First frost last night. Mist rising off the ponds and streams in the park this morning, grass glistening in sunlight. There is a lone American egret still here, I see him in the afternoons, sitting in the middle of Jefferson Lake.
Great horned owl in the sycamore tree in the back yard this morning. Air is finally crisp and cool.
Sunrise in Forest Park, Saturday.
Finally a walk at the arboretum this morning. Haven’t come to this site much lately- life just gets busy and frankly there’s not a lot I want to remember from this awful political era. We went to see a comedian last night, Dylan Moran, and even he seemed constrained by the political climate and divisions in these our United States- he is from Ireland. So. A walk in the woods was a welcome diversion this morning. The sun and the dew, and lots of spiders and webs. Critters have eaten all the paw-paw fruits. Persimmons haven’t ripened yet. The crickets are in the doorway when I come home in the evening, waiting to come inside for winter. I like their sound in the morning. And we have heard 2 pairs of owls in the neighborhood, in courtship mode, duetting.
In June I went to Denver for a conference, then to Boulder to visit my Aunt Pris and cousins Dan and Liz. We went on several good hikes- such beautiful country. Also had a nice visit and dinner with a good friend whom I seldom see, now a professor at U C Denver.
Sunday, July 16th, a walk at the arboretum with Dennis to see what was going on in the prairie, which was burned to the ground in March. You’d never guess it now.
Green Dragon fruit
Rattlesnake master is profuse again this year
Paw Paw fruits. No doubt the critters already have their eyes on these, waiting for them to ripen.
And last Tuesday, a hot bicycle ride to work. The rest of the week we have had temps above 100. I decided not to go on a 35-mile training ride this morning- probably would’ve been fine but I’d rather take my first longish ride of the season on a more pleasant day. Tomorrow, perhaps, with a friend.

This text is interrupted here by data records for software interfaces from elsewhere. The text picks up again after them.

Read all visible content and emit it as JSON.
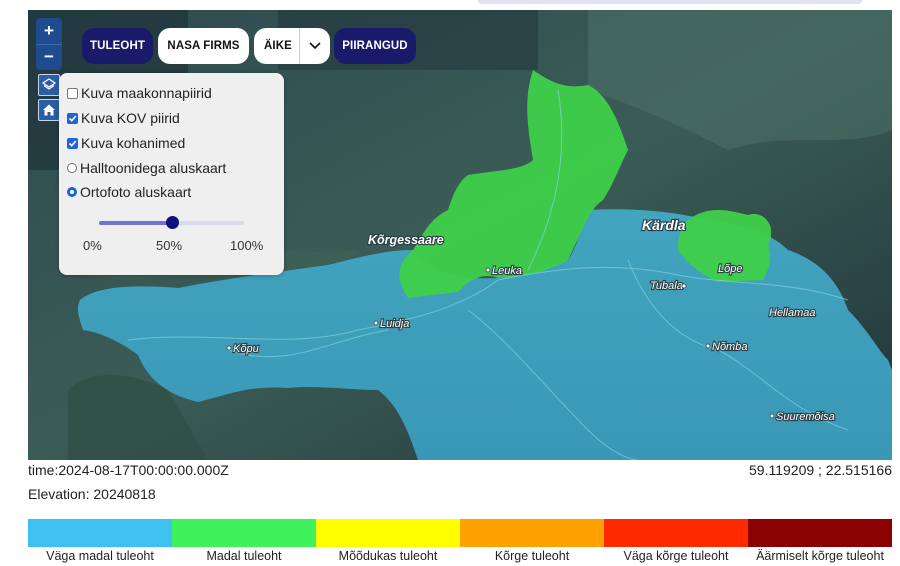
{
  "map": {
    "controls": {
      "zoom_in": "+",
      "zoom_out": "−"
    },
    "toolbar": {
      "fire_risk": "TULEOHT",
      "nasa_firms": "NASA FIRMS",
      "time_select": "ÄIKE",
      "boundaries": "PIIRANGUD"
    },
    "place_labels": {
      "korgessaare": "Kõrgessaare",
      "kardla": "Kärdla",
      "leuka": "Leuka",
      "lope": "Lõpe",
      "tubala": "Tubala",
      "luidja": "Luidja",
      "kopu": "Kõpu",
      "hellamaa": "Hellamaa",
      "nomba": "Nõmba",
      "suuremoisa": "Suuremõisa"
    }
  },
  "layers_panel": {
    "show_counties": "Kuva maakonnapiirid",
    "show_municipalities": "Kuva KOV piirid",
    "show_place_names": "Kuva kohanimed",
    "grayscale_basemap": "Halltoonidega aluskaart",
    "orthophoto_basemap": "Ortofoto aluskaart",
    "opacity": {
      "value_percent": 50,
      "min_label": "0%",
      "mid_label": "50%",
      "max_label": "100%"
    }
  },
  "info": {
    "time": "time:2024-08-17T00:00:00.000Z",
    "elevation": "Elevation: 20240818",
    "coordinates": "59.119209 ; 22.515166"
  },
  "legend": [
    {
      "label": "Väga madal tuleoht",
      "color": "#3ec1ef"
    },
    {
      "label": "Madal tuleoht",
      "color": "#3df25a"
    },
    {
      "label": "Mõõdukas tuleoht",
      "color": "#ffff00"
    },
    {
      "label": "Kõrge tuleoht",
      "color": "#ffa200"
    },
    {
      "label": "Väga kõrge tuleoht",
      "color": "#ff2a00"
    },
    {
      "label": "Äärmiselt kõrge tuleoht",
      "color": "#8b0000"
    }
  ],
  "colors": {
    "toolbar_dark": "#1a1a6b",
    "zone_very_low": "#3ea6c8",
    "zone_low": "#3fd04a",
    "checkbox_accent": "#1f64d6"
  }
}
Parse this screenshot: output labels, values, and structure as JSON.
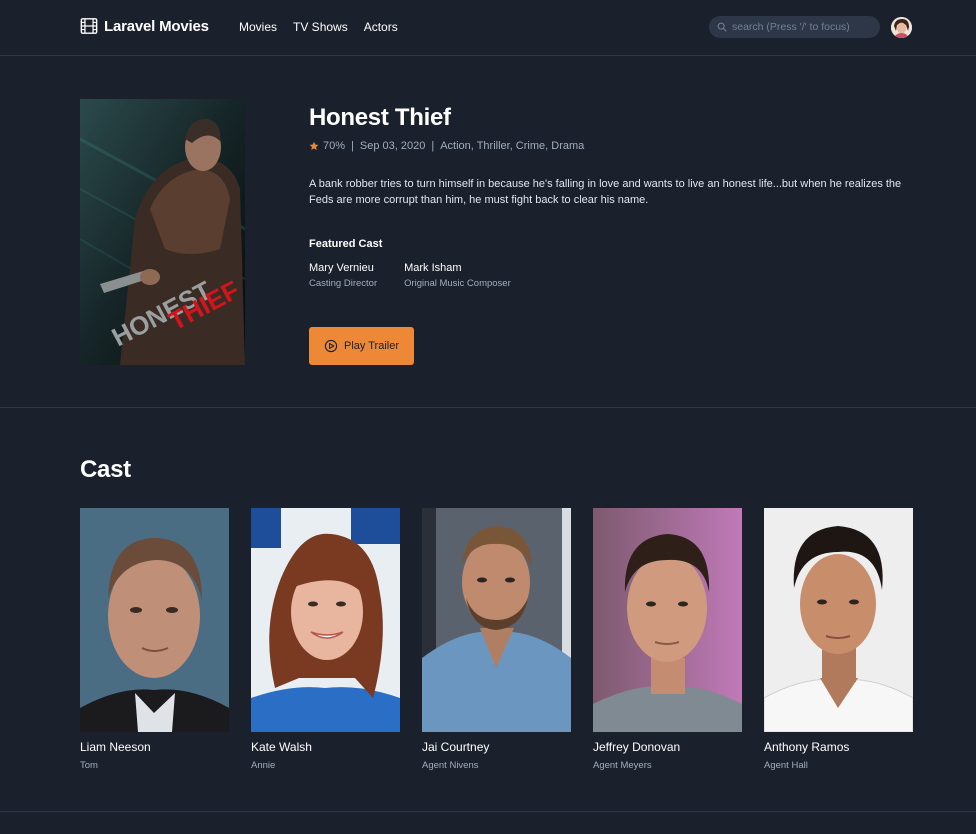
{
  "nav": {
    "logo": "Laravel Movies",
    "links": [
      "Movies",
      "TV Shows",
      "Actors"
    ],
    "search_placeholder": "search (Press '/' to focus)"
  },
  "movie": {
    "title": "Honest Thief",
    "rating": "70%",
    "release_date": "Sep 03, 2020",
    "genres": "Action, Thriller, Crime, Drama",
    "separator": "|",
    "overview": "A bank robber tries to turn himself in because he's falling in love and wants to live an honest life...but when he realizes the Feds are more corrupt than him, he must fight back to clear his name.",
    "featured_cast_title": "Featured Cast",
    "crew": [
      {
        "name": "Mary Vernieu",
        "job": "Casting Director"
      },
      {
        "name": "Mark Isham",
        "job": "Original Music Composer"
      }
    ],
    "trailer_label": "Play Trailer",
    "poster_text": [
      "HONEST",
      "THIEF"
    ]
  },
  "cast": {
    "heading": "Cast",
    "members": [
      {
        "name": "Liam Neeson",
        "character": "Tom"
      },
      {
        "name": "Kate Walsh",
        "character": "Annie"
      },
      {
        "name": "Jai Courtney",
        "character": "Agent Nivens"
      },
      {
        "name": "Jeffrey Donovan",
        "character": "Agent Meyers"
      },
      {
        "name": "Anthony Ramos",
        "character": "Agent Hall"
      }
    ]
  },
  "colors": {
    "background": "#1a202c",
    "accent": "#ed8936",
    "muted_text": "#a0aec0",
    "border": "#2d3748"
  },
  "icons": [
    "film-icon",
    "search-icon",
    "star-icon",
    "play-circle-icon"
  ]
}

And today, Saturday, July 22. I have been hearing a young Coopers hawk crying all week long and worried that he or she had been abandoned to figure out how to survibe on her own. But this morning as I was watering the herbs I looked up and saw mom Coopers hawk on the neighbors roof, calling to the youngster, who joined her. No doubt she wants to be fed. It’s a steep learning curve, I imagine, learning how to feed oneself as a youngster. Here, mom hawk is on the right, youngster on the left.